Opponent appeals MBNA Northport permit to BEP
NORTHPORT — Coastal Waters Project has appealed the state permit issued to MBNA allowing the construction of 40 cabins on Ducktrap Mountain to the Maine Board of Environmental Protection, hoping the board will revoke the permit.
The appeal was submitted Dec. 30. Now it's up to the Department of Environmental Protection, which issued the permit, to form a recommendation on how it thinks the BEP should proceed.
Coastal Waters has actively protested the DEP permit issued last month. That permit approved the construction of 40 recreational cabins on the side of Ducktrap Mountain. Cabin sizes range from 468 to 650 square feet in size.
Ron Huber of Coastal Waters is appealing the permit on multiple counts, saying the permit should be revoked and MBNA be required to remove the cabins and roads and revegetate the site.
A spokesman at the DEP commissioner's office said last week that the BEP will probably not hear the appeal before Feb. 17. In the appeal process, MBNA has the opportunity to file a rebuttal and interested parties have 15 days to comment on the DEP recommendation after it is issued.
At the time of the DEP approval of the MBNA permit, an MBNA spokesman said the company gives no credence to Huber's protests.
"Mr. Huber's continued attempt to inflame public concern over this project by raising unsubstantiated and incorrect facts benefits no one," said MBNA's Blaine Buck in a pre-approval letter to DEP.
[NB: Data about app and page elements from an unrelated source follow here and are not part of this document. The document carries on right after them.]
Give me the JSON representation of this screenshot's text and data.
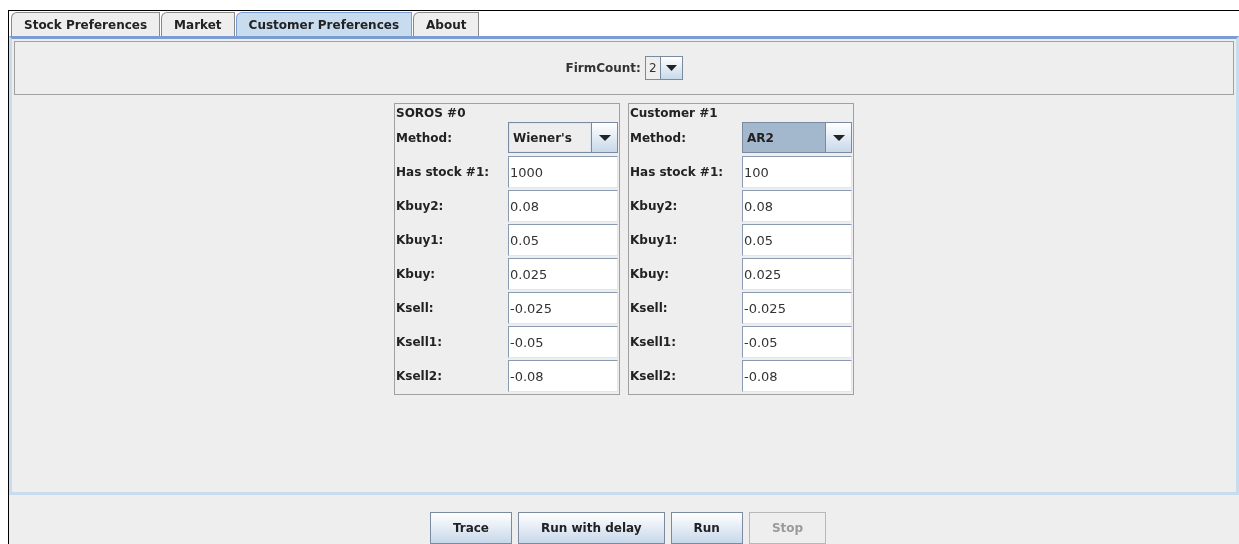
{
  "tabs": [
    {
      "label": "Stock Preferences",
      "selected": false
    },
    {
      "label": "Market",
      "selected": false
    },
    {
      "label": "Customer Preferences",
      "selected": true
    },
    {
      "label": "About",
      "selected": false
    }
  ],
  "firm_count": {
    "label": "FirmCount:",
    "value": "2"
  },
  "customers": [
    {
      "title": "SOROS #0",
      "method_label": "Method:",
      "method": "Wiener's",
      "method_focused": false,
      "fields": [
        {
          "label": "Has stock #1:",
          "value": "1000"
        },
        {
          "label": "Kbuy2:",
          "value": "0.08"
        },
        {
          "label": "Kbuy1:",
          "value": "0.05"
        },
        {
          "label": "Kbuy:",
          "value": "0.025"
        },
        {
          "label": "Ksell:",
          "value": "-0.025"
        },
        {
          "label": "Ksell1:",
          "value": "-0.05"
        },
        {
          "label": "Ksell2:",
          "value": "-0.08"
        }
      ]
    },
    {
      "title": "Customer #1",
      "method_label": "Method:",
      "method": "AR2",
      "method_focused": true,
      "fields": [
        {
          "label": "Has stock #1:",
          "value": "100"
        },
        {
          "label": "Kbuy2:",
          "value": "0.08"
        },
        {
          "label": "Kbuy1:",
          "value": "0.05"
        },
        {
          "label": "Kbuy:",
          "value": "0.025"
        },
        {
          "label": "Ksell:",
          "value": "-0.025"
        },
        {
          "label": "Ksell1:",
          "value": "-0.05"
        },
        {
          "label": "Ksell2:",
          "value": "-0.08"
        }
      ]
    }
  ],
  "buttons": [
    {
      "label": "Trace",
      "disabled": false
    },
    {
      "label": "Run with delay",
      "disabled": false
    },
    {
      "label": "Run",
      "disabled": false
    },
    {
      "label": "Stop",
      "disabled": true
    }
  ]
}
The BEP is a citizen advisory board whose 10 members are appointed by the governor. The BEP interprets, administers, and enforces laws relating to the environment. It also makes rules, decides selected permit applications, and reviews the Commissioner's licensing and enforcement actions. Decisions made by the DEP can be appealed to the board.
In the appeal, Huber said the DEP should have notified the public of changes to the final permit before it was signed by the commissioner's office. Huber maintains that significant alterations were made to the draft permit after it was circulated to various parties for review.
"We are challenging the authority of the Department of Environmental Protection to accept and incorporate last-minute significant changes to the project's application without reopening the comment period and providing notice to the stakeholders and other parties of interest of the modification to the application," the appeal says.
"The department unlawfully deleted requirements embedded in three places in the draft permit from the final permit. Specifically, the department excised the requirement that the developer remove its 40 buildings and roads from the deer wintering area, if the developer and the Department of Inland Fisheries and Wildlife could not come to an agreement on a plan to protect the Ducktrap Deer Yard."
The appeal also maintains the DEP should have considered the cumulative impact of MBNA's development on the mountain. MBNA has already built a fitness center, garage, shed, and playing field on the lower part of the mountain, near Route 1. Closer to the crest of the mountain is its conference building overlooking Penobscot Bay.
Huber also said in the appeal that the DEP should have held a public hearing on the proposal because of "significant public interest."
Coastal Waters Project also says the DEP did not correctly coordinate with the New England Fishery Management Council to gauge the impact of the development on the Ducktrap River, home to endangered Atlantic Salmon.
"We appeal the Department's failure to evaluate the significant direct impacts on the mountain's resources, as well as the substantial adverse indirect, secondary and cumulative impacts to the Ducktrap River/Harbor estuarine complex, to forest interior dwelling wildlife, to threatened and endangered species, to aquatic resources, to freshwater wetland resources and to marine and estuarine resources.Huber said his organization has submitted a Freedom of Information Act request for state documents relating to the MBNA permit acquistio